(The records)

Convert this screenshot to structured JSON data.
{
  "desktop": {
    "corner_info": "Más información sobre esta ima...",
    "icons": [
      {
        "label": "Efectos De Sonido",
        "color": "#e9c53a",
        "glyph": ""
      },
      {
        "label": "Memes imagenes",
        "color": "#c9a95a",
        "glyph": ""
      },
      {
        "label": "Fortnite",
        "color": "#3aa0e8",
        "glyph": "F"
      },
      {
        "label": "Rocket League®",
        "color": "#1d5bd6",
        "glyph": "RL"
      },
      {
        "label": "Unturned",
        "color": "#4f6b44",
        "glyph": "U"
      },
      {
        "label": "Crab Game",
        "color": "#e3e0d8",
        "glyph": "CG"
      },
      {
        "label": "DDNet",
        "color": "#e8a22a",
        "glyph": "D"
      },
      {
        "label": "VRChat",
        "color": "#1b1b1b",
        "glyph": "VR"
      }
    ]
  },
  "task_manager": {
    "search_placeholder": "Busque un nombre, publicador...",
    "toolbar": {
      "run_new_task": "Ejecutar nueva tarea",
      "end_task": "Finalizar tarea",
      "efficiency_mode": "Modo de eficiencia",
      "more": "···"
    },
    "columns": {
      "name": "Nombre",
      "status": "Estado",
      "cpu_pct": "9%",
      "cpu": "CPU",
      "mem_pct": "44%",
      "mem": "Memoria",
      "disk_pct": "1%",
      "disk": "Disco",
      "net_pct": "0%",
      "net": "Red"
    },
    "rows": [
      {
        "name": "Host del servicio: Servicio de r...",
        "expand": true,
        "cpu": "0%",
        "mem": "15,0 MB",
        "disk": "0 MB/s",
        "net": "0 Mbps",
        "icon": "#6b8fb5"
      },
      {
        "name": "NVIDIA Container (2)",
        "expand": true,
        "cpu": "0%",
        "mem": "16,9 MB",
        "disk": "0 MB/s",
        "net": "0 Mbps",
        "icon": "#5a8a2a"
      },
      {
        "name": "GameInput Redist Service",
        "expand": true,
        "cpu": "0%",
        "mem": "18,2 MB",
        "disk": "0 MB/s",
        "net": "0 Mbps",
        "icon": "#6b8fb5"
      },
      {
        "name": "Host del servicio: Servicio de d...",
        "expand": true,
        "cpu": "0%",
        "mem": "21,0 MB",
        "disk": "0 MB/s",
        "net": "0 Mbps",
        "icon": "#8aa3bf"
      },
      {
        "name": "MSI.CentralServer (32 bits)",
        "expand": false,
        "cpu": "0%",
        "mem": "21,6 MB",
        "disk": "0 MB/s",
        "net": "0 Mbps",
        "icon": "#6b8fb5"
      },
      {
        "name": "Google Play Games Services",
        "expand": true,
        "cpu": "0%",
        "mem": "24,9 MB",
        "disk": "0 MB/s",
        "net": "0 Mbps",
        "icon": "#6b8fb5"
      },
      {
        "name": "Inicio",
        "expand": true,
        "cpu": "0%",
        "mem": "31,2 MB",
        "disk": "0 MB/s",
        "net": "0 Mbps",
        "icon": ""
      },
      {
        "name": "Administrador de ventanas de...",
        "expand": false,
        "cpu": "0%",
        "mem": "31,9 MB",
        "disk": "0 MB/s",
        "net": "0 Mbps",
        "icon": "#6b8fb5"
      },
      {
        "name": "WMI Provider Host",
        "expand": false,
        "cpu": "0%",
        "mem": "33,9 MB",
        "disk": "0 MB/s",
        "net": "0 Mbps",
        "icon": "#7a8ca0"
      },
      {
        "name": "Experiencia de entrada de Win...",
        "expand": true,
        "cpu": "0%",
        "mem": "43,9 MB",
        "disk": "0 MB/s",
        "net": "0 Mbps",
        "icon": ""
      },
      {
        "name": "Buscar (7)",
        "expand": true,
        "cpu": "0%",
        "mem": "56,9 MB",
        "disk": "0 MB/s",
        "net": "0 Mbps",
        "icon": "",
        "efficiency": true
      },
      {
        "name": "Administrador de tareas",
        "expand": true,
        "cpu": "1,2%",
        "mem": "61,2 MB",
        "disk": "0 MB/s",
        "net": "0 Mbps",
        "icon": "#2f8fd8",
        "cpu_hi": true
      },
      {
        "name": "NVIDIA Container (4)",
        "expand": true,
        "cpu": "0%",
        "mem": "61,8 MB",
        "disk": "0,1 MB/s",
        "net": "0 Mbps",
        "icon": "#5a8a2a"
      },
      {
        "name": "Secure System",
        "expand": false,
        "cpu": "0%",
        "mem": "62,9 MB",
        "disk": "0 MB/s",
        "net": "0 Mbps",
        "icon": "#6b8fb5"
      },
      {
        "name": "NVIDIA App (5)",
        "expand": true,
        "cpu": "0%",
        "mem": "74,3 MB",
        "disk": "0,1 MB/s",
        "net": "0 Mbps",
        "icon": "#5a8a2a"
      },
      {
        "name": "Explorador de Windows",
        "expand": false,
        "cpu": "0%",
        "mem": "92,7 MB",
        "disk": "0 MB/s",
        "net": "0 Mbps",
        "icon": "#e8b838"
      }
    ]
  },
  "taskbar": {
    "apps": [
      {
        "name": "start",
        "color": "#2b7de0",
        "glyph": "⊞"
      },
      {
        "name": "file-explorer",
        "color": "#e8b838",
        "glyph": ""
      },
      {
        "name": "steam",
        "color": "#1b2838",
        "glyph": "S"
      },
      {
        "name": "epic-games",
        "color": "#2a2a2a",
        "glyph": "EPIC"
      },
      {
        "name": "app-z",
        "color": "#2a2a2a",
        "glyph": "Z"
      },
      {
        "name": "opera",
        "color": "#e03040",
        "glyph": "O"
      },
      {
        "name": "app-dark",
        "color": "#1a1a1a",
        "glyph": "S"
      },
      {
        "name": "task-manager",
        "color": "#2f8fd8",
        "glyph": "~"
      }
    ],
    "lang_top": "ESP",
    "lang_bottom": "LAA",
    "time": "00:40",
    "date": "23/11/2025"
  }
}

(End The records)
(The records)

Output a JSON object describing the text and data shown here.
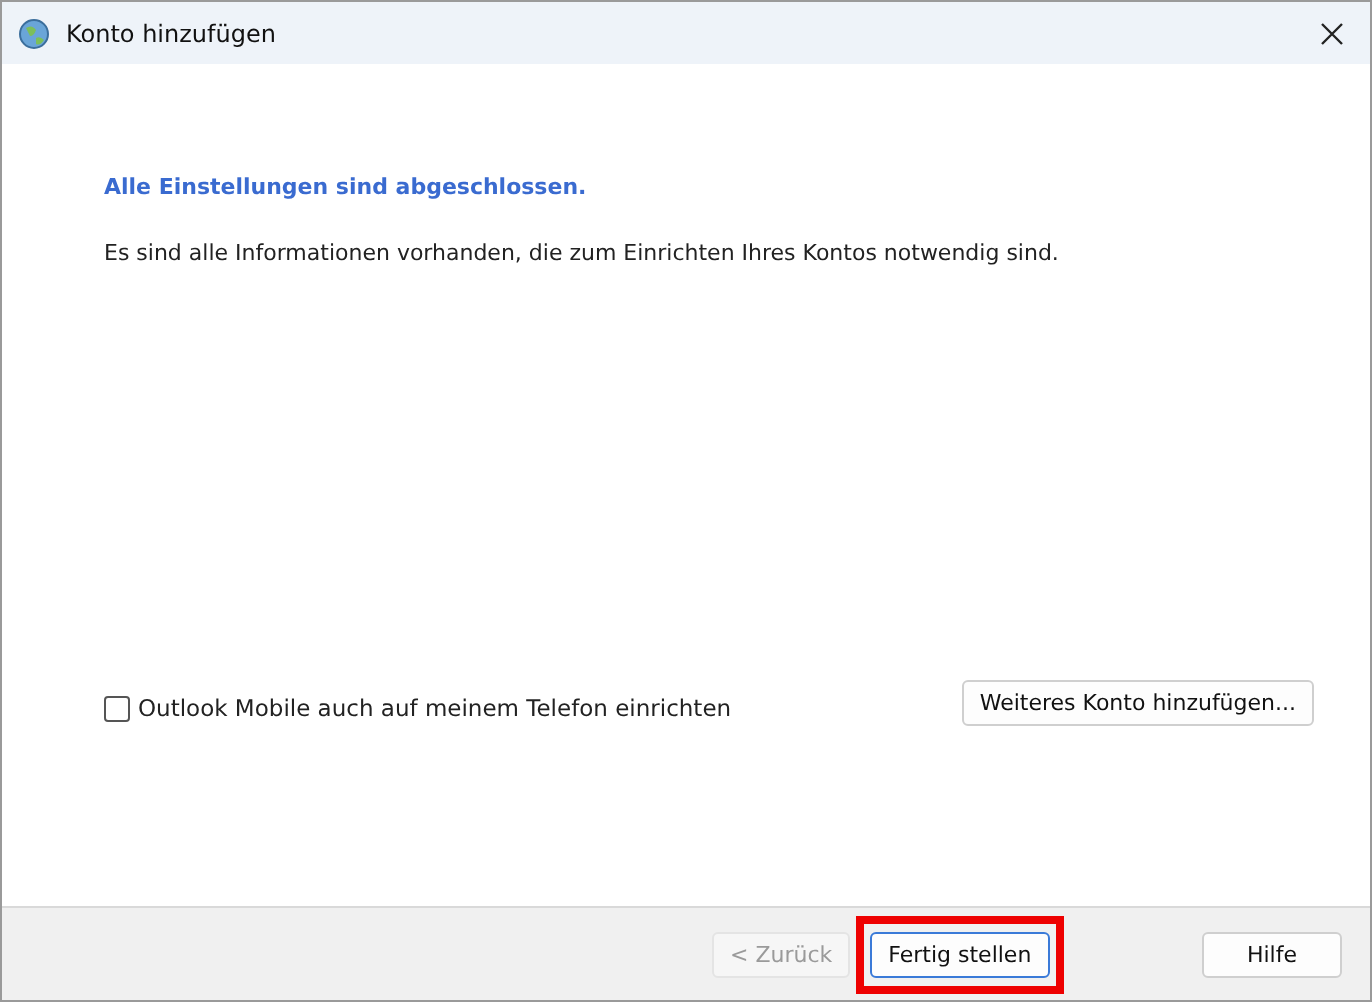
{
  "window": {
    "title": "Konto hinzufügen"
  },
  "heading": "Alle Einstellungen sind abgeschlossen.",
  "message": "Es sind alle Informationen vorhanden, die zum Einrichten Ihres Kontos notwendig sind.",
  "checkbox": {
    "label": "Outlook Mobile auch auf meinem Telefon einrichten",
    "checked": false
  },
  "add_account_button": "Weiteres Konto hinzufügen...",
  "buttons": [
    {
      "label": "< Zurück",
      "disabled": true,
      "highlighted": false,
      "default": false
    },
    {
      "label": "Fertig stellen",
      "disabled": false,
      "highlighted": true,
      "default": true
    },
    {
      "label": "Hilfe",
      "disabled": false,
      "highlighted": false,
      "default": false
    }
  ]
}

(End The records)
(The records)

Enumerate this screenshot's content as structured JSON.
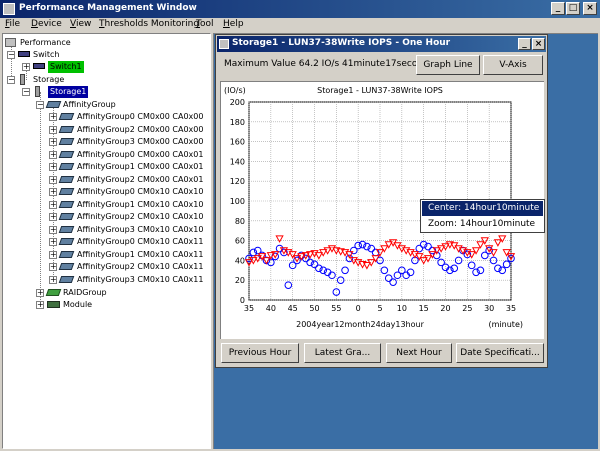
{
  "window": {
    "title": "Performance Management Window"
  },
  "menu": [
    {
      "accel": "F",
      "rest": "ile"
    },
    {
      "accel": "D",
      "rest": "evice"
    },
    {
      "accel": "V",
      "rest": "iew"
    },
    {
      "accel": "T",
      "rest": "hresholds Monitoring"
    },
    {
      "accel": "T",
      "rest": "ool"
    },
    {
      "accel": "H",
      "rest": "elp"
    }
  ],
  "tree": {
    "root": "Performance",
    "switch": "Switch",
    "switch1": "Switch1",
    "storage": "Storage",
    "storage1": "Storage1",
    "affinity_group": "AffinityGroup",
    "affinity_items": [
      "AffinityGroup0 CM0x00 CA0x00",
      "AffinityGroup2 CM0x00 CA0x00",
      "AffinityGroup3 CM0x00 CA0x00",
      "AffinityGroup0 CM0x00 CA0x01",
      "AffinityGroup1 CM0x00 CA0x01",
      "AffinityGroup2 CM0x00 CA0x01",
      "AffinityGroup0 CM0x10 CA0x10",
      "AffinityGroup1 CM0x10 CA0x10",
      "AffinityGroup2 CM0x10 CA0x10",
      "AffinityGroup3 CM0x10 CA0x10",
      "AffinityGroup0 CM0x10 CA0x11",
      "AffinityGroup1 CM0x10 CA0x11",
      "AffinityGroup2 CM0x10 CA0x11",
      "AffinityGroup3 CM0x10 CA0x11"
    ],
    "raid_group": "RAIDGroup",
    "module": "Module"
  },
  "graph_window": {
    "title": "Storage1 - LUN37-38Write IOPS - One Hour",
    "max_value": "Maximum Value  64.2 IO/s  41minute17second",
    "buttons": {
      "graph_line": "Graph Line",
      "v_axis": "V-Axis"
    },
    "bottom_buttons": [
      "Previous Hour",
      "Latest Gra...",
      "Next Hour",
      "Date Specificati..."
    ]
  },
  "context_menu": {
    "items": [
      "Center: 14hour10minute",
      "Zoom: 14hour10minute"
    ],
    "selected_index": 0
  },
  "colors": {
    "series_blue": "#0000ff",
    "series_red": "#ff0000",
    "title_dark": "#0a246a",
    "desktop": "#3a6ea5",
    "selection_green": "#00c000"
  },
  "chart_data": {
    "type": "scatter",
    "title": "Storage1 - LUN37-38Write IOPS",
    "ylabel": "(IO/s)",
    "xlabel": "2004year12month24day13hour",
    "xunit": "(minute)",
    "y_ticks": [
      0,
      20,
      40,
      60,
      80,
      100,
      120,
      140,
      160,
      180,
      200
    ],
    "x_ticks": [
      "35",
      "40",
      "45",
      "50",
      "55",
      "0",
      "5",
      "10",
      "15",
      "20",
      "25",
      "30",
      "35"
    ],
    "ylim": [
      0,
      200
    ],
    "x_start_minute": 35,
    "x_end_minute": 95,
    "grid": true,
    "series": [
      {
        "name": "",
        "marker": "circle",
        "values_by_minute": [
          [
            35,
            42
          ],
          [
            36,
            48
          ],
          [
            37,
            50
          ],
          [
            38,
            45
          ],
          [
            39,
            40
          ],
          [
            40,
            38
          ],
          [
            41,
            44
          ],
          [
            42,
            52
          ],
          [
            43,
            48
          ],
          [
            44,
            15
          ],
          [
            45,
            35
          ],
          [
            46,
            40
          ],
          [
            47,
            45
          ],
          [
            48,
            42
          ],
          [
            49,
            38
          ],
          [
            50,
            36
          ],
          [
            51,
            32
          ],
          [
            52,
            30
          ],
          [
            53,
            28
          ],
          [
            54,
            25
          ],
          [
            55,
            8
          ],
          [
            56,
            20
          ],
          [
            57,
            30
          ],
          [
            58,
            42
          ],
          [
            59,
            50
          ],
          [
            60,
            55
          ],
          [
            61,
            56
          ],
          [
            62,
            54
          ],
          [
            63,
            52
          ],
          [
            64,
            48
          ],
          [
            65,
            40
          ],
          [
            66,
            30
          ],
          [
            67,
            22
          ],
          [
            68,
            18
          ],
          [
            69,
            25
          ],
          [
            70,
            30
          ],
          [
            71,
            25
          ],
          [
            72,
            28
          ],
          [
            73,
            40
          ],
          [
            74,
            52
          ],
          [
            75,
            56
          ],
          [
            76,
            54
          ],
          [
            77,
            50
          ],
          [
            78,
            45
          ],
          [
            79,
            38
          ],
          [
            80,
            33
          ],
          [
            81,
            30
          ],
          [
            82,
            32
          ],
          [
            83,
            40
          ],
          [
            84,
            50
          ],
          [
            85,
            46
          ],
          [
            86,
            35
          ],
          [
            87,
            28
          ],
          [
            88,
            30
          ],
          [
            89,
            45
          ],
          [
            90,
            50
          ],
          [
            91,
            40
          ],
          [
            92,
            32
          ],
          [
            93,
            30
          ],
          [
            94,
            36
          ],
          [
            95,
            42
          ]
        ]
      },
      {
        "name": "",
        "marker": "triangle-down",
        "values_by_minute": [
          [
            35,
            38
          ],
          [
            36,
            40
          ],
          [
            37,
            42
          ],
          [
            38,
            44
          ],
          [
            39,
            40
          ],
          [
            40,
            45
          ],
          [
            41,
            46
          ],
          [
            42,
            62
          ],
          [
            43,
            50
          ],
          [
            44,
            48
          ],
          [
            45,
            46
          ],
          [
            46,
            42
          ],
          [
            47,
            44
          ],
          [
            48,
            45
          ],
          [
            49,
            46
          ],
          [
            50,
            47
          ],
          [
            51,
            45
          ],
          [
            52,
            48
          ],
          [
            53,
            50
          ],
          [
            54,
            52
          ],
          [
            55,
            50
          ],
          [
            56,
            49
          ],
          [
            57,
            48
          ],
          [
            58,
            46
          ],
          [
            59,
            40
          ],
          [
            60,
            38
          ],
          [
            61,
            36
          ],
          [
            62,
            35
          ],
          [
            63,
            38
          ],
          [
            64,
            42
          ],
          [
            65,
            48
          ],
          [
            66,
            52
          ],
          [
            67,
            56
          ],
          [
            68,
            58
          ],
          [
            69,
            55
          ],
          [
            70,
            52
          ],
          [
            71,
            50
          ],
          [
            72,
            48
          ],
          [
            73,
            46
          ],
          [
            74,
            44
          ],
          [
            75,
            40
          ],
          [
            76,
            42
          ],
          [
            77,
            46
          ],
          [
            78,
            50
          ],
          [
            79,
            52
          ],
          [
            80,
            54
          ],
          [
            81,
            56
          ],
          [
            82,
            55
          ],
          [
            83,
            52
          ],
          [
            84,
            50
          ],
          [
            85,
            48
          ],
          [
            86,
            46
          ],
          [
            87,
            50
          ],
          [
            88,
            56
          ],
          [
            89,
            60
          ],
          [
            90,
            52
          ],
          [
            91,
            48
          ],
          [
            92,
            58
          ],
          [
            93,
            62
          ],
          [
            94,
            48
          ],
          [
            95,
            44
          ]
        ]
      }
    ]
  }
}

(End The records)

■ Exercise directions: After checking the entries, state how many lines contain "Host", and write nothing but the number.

■ Answer: 3